• Directions for this task:
Lines with the word "CNNs" in them are the ones to copy from the records.
Start of Data provided
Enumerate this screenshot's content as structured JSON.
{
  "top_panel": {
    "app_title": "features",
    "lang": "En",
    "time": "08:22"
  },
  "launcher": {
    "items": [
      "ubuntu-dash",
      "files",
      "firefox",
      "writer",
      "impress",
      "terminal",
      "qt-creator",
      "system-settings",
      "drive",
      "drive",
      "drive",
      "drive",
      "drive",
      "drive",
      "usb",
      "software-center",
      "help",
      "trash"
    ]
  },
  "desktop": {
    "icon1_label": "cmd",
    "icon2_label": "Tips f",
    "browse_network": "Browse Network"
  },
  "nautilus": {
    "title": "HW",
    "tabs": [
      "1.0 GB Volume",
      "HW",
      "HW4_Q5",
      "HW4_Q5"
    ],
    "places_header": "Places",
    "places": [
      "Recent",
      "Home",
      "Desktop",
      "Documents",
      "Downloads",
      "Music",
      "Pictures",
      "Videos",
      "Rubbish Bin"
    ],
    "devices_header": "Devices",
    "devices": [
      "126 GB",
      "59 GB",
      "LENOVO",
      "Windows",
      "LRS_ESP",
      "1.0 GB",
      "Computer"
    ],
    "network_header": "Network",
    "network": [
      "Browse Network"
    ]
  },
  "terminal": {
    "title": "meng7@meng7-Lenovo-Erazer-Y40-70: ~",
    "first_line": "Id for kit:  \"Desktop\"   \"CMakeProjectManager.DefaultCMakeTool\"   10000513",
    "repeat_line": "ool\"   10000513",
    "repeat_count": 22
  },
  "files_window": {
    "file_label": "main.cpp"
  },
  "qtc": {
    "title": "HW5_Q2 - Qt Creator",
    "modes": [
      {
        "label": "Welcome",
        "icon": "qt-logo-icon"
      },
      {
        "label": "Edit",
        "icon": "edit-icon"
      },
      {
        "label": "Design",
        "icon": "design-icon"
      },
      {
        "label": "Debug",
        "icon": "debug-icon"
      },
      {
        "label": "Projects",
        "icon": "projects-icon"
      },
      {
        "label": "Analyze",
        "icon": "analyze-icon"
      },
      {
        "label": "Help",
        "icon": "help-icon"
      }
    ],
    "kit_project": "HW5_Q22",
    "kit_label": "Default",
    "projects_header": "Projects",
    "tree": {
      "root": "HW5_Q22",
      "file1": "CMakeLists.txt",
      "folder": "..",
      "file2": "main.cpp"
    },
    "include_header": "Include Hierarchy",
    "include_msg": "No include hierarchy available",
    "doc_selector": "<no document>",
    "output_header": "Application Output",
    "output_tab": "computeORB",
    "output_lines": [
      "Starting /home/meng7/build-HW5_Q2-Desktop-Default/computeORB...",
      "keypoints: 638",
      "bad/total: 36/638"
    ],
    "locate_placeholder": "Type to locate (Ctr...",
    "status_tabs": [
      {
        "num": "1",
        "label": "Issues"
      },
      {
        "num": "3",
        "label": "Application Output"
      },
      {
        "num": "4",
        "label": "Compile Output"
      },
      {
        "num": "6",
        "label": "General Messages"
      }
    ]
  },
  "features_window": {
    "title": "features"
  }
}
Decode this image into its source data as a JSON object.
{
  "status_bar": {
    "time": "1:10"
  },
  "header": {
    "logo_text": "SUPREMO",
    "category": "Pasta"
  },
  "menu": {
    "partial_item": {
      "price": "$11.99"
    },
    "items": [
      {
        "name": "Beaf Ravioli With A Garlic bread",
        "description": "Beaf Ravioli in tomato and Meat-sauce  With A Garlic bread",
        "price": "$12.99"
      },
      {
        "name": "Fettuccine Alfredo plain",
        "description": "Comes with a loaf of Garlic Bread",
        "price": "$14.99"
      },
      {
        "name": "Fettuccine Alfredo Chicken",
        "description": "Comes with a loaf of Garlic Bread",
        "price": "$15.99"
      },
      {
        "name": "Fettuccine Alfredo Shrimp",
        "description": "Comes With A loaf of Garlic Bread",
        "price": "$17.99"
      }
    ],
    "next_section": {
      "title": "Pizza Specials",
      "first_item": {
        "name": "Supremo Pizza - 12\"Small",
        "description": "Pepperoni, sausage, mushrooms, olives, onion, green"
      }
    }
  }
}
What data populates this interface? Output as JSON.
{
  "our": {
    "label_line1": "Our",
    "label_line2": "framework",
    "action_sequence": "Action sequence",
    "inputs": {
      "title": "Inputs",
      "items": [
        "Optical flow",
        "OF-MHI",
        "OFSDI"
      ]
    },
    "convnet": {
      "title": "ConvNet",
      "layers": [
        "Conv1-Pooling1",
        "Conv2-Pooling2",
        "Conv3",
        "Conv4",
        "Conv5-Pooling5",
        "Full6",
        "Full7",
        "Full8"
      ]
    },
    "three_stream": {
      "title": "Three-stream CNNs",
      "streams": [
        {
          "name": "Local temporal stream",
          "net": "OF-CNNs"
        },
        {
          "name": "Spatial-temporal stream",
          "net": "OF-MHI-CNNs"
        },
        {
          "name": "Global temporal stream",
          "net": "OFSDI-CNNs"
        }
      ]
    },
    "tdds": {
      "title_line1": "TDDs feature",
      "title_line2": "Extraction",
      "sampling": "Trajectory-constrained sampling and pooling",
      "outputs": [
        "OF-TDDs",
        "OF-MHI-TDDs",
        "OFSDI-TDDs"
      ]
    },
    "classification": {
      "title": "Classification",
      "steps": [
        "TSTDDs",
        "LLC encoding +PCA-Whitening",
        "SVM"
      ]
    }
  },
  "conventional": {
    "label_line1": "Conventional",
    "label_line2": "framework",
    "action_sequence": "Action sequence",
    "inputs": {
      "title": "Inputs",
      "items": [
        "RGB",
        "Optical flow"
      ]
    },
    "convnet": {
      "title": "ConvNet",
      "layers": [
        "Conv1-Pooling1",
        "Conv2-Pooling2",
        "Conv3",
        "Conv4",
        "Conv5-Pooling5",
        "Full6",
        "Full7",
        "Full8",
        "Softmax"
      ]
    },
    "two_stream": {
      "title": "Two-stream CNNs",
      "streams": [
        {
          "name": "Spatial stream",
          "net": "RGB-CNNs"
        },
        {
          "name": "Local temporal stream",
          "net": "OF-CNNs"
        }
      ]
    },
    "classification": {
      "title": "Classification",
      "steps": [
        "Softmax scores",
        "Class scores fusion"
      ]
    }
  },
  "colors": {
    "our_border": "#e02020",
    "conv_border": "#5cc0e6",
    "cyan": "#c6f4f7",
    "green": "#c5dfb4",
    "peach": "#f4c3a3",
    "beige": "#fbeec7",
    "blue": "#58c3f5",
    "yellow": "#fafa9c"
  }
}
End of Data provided
• Completed exercise:
      "title": "Three-stream CNNs",
          "net": "OF-CNNs"
          "net": "OF-MHI-CNNs"
          "net": "OFSDI-CNNs"
      "title": "Two-stream CNNs",
          "net": "RGB-CNNs"
          "net": "OF-CNNs"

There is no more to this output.